Your goal: Word for word, print all of the entries below.

Excerpted data:
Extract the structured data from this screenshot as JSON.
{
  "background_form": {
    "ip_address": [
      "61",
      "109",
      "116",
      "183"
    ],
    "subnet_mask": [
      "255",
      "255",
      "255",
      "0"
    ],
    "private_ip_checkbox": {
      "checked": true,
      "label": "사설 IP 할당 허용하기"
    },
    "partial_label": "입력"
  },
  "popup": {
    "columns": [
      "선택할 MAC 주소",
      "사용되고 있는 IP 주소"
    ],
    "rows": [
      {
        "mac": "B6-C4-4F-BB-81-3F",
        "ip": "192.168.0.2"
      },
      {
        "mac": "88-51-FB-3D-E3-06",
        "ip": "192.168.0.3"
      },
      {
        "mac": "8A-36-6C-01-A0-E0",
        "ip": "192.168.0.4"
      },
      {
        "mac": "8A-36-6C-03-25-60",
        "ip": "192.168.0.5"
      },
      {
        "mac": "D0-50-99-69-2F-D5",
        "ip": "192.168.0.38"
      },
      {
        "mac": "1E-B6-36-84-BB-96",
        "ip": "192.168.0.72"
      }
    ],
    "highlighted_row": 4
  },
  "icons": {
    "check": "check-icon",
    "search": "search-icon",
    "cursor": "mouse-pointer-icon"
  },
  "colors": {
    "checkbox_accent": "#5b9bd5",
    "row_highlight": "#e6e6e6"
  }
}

Solution:
Extract the structured data from this screenshot as JSON.
{
  "background_form": {
    "ip_address": [
      "61",
      "109",
      "116",
      "183"
    ],
    "subnet_mask": [
      "255",
      "255",
      "255",
      "0"
    ],
    "private_ip_checkbox": {
      "checked": true,
      "label": "사설 IP 할당 허용하기"
    },
    "partial_label": "입력"
  },
  "popup": {
    "columns": [
      "선택할 MAC 주소",
      "사용되고 있는 IP 주소"
    ],
    "rows": [
      {
        "mac": "B6-C4-4F-BB-81-3F",
        "ip": "192.168.0.2"
      },
      {
        "mac": "88-51-FB-3D-E3-06",
        "ip": "192.168.0.3"
      },
      {
        "mac": "8A-36-6C-01-A0-E0",
        "ip": "192.168.0.4"
      },
      {
        "mac": "8A-36-6C-03-25-60",
        "ip": "192.168.0.5"
      },
      {
        "mac": "D0-50-99-69-2F-D5",
        "ip": "192.168.0.38"
      },
      {
        "mac": "1E-B6-36-84-BB-96",
        "ip": "192.168.0.72"
      }
    ],
    "highlighted_row": 4
  },
  "icons": {
    "check": "check-icon",
    "search": "search-icon",
    "cursor": "mouse-pointer-icon"
  },
  "colors": {
    "checkbox_accent": "#5b9bd5",
    "row_highlight": "#e6e6e6"
  }
}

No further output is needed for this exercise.